Every line below that holds "arrow" must be copied.
---------- Data for processing
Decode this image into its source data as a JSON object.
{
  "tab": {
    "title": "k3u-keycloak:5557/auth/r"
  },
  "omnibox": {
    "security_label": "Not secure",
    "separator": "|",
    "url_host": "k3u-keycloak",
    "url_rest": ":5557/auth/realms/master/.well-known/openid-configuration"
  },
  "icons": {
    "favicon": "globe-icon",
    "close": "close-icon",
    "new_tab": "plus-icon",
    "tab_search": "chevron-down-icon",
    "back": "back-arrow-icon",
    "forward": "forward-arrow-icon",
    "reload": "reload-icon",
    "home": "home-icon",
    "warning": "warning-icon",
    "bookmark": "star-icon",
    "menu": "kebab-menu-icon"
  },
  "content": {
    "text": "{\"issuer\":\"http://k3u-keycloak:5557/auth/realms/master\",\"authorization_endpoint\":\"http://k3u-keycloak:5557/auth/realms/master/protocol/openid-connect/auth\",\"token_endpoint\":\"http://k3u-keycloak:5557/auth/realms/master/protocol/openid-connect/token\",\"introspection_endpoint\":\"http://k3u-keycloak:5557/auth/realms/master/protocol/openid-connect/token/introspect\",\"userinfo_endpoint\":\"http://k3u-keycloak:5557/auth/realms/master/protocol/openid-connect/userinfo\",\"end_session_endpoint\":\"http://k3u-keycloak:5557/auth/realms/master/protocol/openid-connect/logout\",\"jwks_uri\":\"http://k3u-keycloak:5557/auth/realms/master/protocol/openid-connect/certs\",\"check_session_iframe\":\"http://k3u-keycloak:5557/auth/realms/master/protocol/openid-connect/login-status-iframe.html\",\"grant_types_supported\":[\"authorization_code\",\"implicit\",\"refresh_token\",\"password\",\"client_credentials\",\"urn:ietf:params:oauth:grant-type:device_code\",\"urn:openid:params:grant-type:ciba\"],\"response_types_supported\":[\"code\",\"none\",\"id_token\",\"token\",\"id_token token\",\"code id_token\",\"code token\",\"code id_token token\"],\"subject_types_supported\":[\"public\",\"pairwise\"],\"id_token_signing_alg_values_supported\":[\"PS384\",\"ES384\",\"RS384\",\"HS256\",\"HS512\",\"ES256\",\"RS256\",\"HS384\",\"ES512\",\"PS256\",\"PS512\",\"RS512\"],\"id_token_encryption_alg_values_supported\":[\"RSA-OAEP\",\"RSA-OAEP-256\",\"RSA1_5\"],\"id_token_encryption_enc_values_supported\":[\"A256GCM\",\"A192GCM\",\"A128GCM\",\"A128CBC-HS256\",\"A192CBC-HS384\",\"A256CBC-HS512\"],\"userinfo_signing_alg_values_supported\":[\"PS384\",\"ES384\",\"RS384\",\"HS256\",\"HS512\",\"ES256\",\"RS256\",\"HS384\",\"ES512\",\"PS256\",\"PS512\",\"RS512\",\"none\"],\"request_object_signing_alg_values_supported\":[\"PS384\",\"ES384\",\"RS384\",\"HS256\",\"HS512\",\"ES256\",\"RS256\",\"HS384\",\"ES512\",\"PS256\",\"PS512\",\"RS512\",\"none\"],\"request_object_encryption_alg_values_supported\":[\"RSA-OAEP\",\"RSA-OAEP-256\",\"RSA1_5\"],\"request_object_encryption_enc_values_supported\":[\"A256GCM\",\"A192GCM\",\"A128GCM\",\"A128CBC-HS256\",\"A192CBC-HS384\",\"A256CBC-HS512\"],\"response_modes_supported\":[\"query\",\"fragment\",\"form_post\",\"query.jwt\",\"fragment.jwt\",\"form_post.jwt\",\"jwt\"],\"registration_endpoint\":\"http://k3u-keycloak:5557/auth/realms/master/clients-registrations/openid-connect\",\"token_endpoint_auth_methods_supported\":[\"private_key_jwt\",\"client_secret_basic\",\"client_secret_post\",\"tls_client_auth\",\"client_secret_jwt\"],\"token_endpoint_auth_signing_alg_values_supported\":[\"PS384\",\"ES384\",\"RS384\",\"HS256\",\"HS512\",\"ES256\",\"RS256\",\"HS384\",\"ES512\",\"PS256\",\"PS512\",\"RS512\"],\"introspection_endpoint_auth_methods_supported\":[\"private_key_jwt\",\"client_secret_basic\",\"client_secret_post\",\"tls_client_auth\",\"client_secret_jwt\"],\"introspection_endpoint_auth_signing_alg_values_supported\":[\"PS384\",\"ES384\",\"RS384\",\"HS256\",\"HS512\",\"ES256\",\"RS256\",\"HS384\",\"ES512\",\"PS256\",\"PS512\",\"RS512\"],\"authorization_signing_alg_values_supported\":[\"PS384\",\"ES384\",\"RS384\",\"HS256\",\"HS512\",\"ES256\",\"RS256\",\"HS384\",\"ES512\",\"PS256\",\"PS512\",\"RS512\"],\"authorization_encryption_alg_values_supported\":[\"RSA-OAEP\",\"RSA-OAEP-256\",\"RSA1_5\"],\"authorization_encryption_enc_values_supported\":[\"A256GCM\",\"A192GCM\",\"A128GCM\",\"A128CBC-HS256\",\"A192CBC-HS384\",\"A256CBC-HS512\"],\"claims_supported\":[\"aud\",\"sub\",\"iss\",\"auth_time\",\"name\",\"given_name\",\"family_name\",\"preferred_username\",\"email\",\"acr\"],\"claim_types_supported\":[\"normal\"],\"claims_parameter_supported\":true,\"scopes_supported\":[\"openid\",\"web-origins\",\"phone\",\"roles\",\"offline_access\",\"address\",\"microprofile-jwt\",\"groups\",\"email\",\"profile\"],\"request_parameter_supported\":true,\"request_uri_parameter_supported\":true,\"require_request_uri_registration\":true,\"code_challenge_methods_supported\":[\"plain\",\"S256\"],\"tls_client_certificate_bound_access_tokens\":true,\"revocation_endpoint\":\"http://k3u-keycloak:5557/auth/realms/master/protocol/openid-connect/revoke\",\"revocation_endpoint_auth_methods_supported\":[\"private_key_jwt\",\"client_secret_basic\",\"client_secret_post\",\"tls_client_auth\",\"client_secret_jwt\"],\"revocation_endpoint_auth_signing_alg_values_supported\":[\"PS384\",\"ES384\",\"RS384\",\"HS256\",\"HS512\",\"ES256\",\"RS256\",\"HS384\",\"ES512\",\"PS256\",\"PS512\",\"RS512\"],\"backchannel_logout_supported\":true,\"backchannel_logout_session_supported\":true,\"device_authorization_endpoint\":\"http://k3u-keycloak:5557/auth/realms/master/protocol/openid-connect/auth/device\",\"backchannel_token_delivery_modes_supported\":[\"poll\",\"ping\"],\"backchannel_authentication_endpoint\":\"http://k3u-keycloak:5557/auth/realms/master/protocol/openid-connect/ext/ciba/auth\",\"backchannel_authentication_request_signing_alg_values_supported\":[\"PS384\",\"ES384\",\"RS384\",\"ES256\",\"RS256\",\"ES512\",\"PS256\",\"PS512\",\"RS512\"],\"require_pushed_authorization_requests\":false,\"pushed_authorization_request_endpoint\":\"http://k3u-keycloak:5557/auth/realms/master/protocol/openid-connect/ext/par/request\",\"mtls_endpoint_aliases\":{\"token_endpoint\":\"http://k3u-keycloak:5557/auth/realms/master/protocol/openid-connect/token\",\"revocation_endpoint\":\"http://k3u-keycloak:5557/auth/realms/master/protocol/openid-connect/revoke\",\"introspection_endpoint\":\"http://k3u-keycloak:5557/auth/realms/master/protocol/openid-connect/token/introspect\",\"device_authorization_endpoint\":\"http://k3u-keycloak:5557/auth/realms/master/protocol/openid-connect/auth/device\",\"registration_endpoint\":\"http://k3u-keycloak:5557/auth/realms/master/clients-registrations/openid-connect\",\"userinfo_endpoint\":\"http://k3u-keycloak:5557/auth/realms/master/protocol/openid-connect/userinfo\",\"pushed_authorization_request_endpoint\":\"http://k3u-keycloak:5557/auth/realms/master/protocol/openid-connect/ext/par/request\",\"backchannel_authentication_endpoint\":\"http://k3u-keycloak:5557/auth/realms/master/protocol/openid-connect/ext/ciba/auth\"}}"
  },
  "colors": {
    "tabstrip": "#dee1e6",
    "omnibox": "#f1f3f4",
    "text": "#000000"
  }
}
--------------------
Written reply
    "back": "back-arrow-icon",
    "forward": "forward-arrow-icon",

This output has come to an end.